>>>

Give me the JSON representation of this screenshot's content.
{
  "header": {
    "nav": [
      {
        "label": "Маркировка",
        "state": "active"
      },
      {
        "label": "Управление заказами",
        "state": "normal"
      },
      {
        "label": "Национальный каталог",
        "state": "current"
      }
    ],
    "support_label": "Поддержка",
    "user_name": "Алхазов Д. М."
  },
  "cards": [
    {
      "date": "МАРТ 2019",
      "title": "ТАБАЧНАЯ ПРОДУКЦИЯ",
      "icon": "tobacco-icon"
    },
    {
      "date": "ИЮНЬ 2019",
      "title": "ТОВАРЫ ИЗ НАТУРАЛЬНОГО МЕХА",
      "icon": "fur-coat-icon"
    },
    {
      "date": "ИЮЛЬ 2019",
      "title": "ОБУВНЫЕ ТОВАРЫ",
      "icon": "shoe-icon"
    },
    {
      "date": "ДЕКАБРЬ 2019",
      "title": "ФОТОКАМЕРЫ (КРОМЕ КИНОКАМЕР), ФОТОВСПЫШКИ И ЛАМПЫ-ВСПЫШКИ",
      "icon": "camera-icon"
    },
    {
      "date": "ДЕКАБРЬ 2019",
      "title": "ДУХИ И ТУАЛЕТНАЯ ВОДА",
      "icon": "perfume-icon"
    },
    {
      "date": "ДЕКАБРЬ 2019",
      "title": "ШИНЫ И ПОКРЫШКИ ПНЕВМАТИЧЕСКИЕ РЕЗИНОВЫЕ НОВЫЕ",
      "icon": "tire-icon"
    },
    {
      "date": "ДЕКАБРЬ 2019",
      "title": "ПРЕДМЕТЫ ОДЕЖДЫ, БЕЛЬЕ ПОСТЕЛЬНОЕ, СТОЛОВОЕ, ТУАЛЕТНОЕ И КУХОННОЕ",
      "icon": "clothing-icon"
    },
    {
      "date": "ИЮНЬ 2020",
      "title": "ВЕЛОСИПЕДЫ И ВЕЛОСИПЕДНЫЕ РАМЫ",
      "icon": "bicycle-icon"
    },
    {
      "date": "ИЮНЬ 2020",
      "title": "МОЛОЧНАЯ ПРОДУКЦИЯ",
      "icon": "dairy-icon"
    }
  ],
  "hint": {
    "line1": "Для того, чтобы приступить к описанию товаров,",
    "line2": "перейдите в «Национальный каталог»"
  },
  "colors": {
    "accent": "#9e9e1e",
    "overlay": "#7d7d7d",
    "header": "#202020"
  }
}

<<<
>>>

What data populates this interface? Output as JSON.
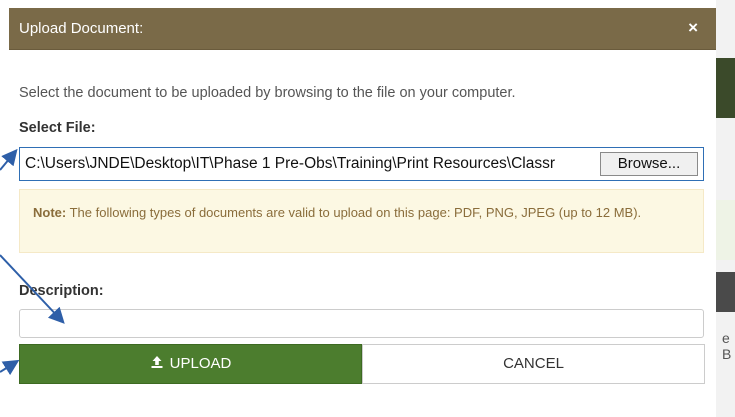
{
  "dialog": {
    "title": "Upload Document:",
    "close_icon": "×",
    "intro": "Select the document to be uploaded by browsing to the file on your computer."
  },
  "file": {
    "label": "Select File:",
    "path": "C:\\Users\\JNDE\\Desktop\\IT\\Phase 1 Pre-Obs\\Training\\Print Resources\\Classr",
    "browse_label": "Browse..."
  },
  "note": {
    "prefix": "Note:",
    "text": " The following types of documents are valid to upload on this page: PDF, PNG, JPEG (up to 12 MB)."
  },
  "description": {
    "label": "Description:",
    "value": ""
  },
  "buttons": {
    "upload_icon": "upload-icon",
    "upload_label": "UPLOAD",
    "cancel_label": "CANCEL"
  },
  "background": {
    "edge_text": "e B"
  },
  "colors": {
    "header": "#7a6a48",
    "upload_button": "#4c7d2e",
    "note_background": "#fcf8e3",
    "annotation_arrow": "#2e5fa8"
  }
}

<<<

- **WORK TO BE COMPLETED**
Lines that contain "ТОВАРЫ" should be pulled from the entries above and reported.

- **TASK OUTPUT**
      "title": "ТОВАРЫ ИЗ НАТУРАЛЬНОГО МЕХА",
      "title": "ОБУВНЫЕ ТОВАРЫ",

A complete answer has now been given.